[Start of Attachment]

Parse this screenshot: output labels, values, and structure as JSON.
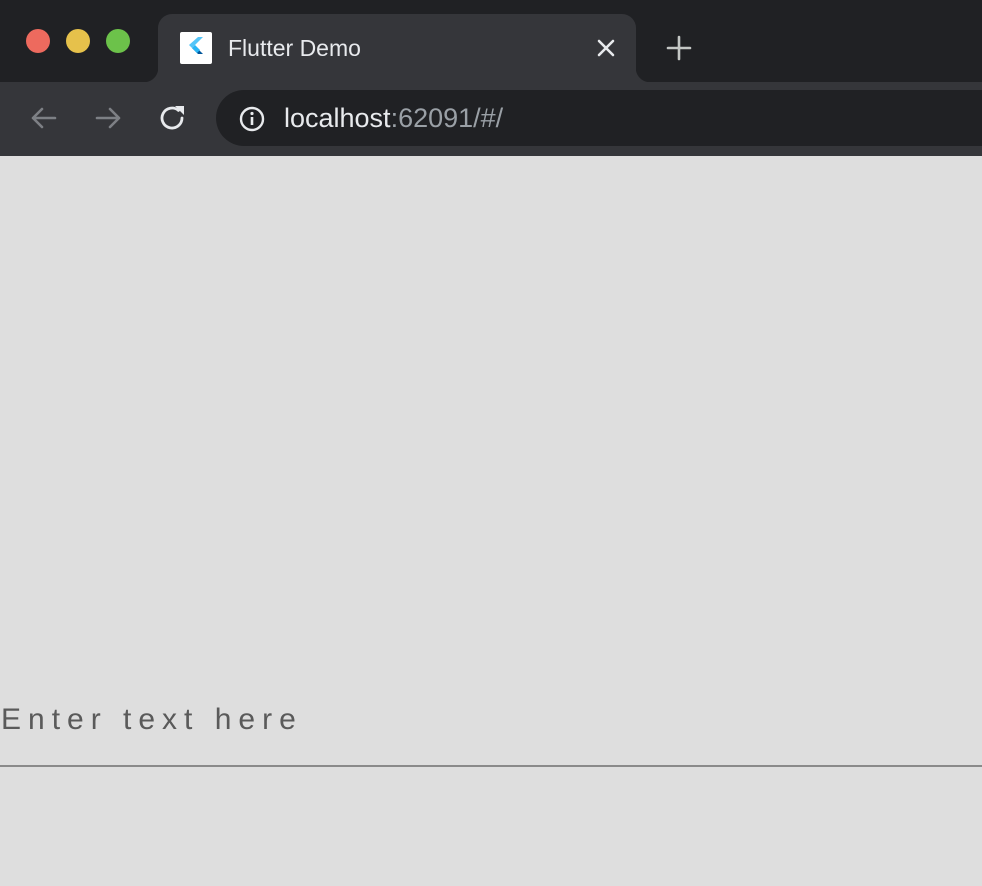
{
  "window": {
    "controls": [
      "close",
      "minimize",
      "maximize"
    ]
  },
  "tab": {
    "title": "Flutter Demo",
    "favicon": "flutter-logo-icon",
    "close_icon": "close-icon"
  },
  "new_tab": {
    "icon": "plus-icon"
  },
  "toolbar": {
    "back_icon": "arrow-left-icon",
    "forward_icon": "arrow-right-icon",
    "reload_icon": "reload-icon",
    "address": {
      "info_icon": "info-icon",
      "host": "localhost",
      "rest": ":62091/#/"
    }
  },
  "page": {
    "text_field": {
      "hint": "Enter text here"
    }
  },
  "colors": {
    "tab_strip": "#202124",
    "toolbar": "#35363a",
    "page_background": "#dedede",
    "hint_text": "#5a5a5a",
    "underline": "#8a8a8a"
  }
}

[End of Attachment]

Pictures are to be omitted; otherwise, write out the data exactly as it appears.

Parse this screenshot: output labels, values, and structure as JSON.
{
  "window": {
    "controls": [
      "close",
      "minimize",
      "maximize"
    ]
  },
  "tab": {
    "title": "Flutter Demo",
    "favicon": "flutter-logo-icon",
    "close_icon": "close-icon"
  },
  "new_tab": {
    "icon": "plus-icon"
  },
  "toolbar": {
    "back_icon": "arrow-left-icon",
    "forward_icon": "arrow-right-icon",
    "reload_icon": "reload-icon",
    "address": {
      "info_icon": "info-icon",
      "host": "localhost",
      "rest": ":62091/#/"
    }
  },
  "page": {
    "text_field": {
      "hint": "Enter text here"
    }
  },
  "colors": {
    "tab_strip": "#202124",
    "toolbar": "#35363a",
    "page_background": "#dedede",
    "hint_text": "#5a5a5a",
    "underline": "#8a8a8a"
  }
}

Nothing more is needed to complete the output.